“On behalf of the City of Lynn, good mental health is a key part of a child’s healthy development and Children’s Mental Health Week provides an opportunity to focus on this important issue while celebrating the accomplishments of children and families affected by mental health issues,” read the Wednesday proclamation.
The proclamation states that the Department of Mental Health and Human Services estimates that one in five children nationwide is diagnosed with a mental health condition. Research has shown that early identification and appropriate treatment of mental health disorders provides better opportunities for leading full and productive lives.
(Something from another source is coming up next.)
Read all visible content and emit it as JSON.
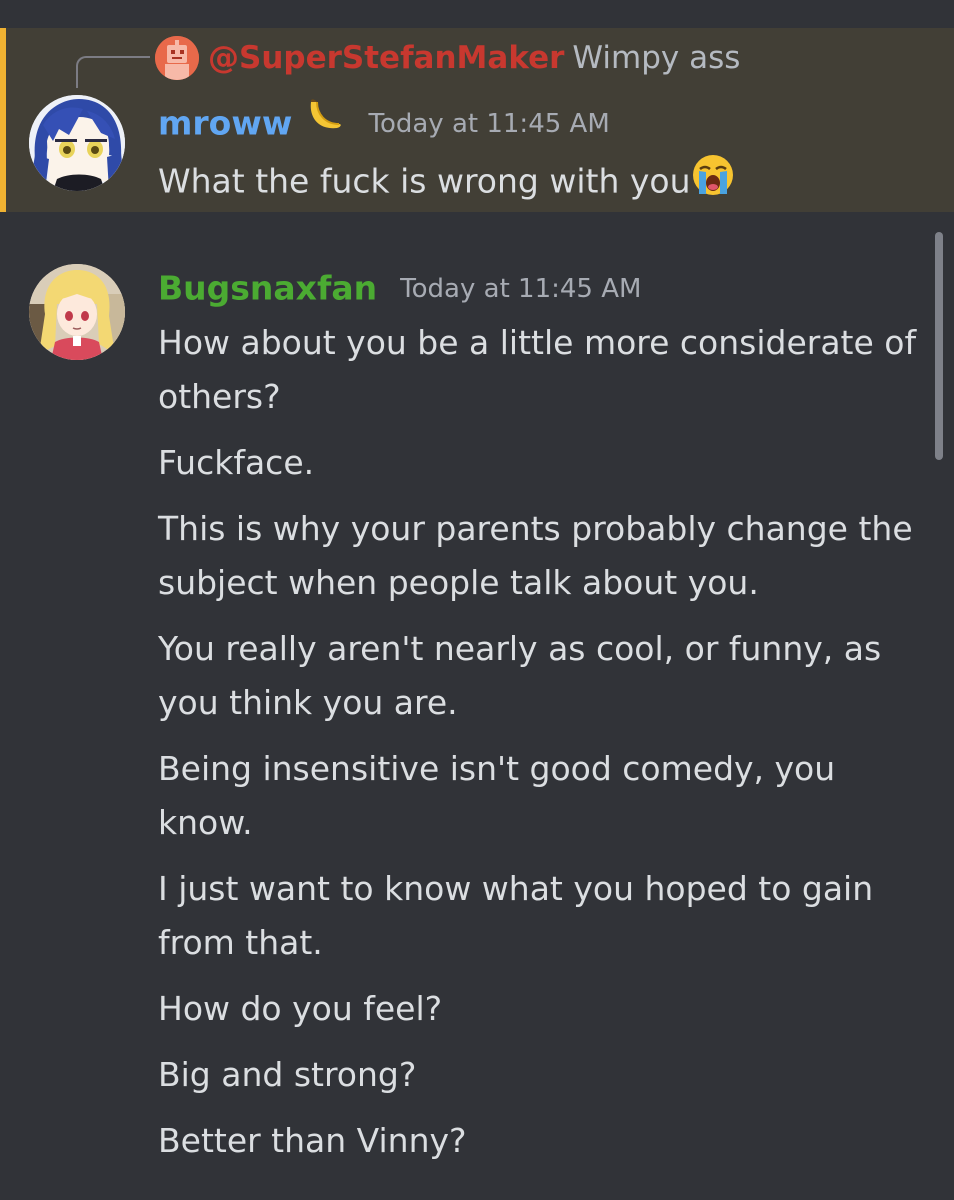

The theme for this year’s Children’s Mental Health Week is “Action Makes a Difference”, and it emphasizes that children and young people with mental health issues “also benefit from access to services and timely, family-centred, youth-guided, and culturally appropriate supports. “, says the proclamation.
The involvement and partnership of family members as well as the care and treatment of children and young people are key to achieving positive outcomes.
Boston was the first community in Massachusetts to mark Children’s Mental Health Week with a proclamation. Lynn was the second. Now, communities across the North Shore are participating.
“May is Mental Health Month, and the first week of May we celebrate children’s mental health,” said Dalene Basden, director of family and community engagement at the Justice Resource Institute (JRI).
The color of Mental Health Month is green with a green ribbon, an international symbol of mental health awareness. According to Basden, High Rock Tower has been lit green for the past few years to mark the week, but this year the lights aren’t working.
Basden said as soon as the lights start working, the Central Square tower and underpass will be illuminated to help raise awareness.
“And so Mental Health Month began; it’s to raise awareness and end the stigma,” said Johanna Rodriguez, Multicultural Outreach Coordinator at the Parent/Professional Advocacy League (PPAL).
The discussion began with two of the youth panel members, who have faced a mental health crisis before in their lives, presenting their stories of how they managed to recover.
“There were a lot of difficulties. I was kicked out of my house; I lost my job; I lost everything because of the explosion or the explosion of my mental health,” said Braden Romaniello.
He said he had bipolar disorder and spat on someone, the police were called and Romaniello eventually got two years probation. He said the incident could have been defused and handled better, and the police didn’t really help with his mental health crisis.
Sheldon Vibbard, who also suffered from bipolar disorder, agreed that the police did not help mediate his mental health crisis. What works, according to Romaniello, is having a team and “having people who listen.”
The Reverend Bernadette Hickman-Maynard, racial justice organizer at Essex County Community Organization (ECCO) who also co-chairs the Lynn Racial Justice Coalition, reminded the community of the All Lynn Emergency Response Team , or ALERT, which was designed to respond independently of the police in non-violent emergencies.
Oksana Kotkina can be contacted at [email protected]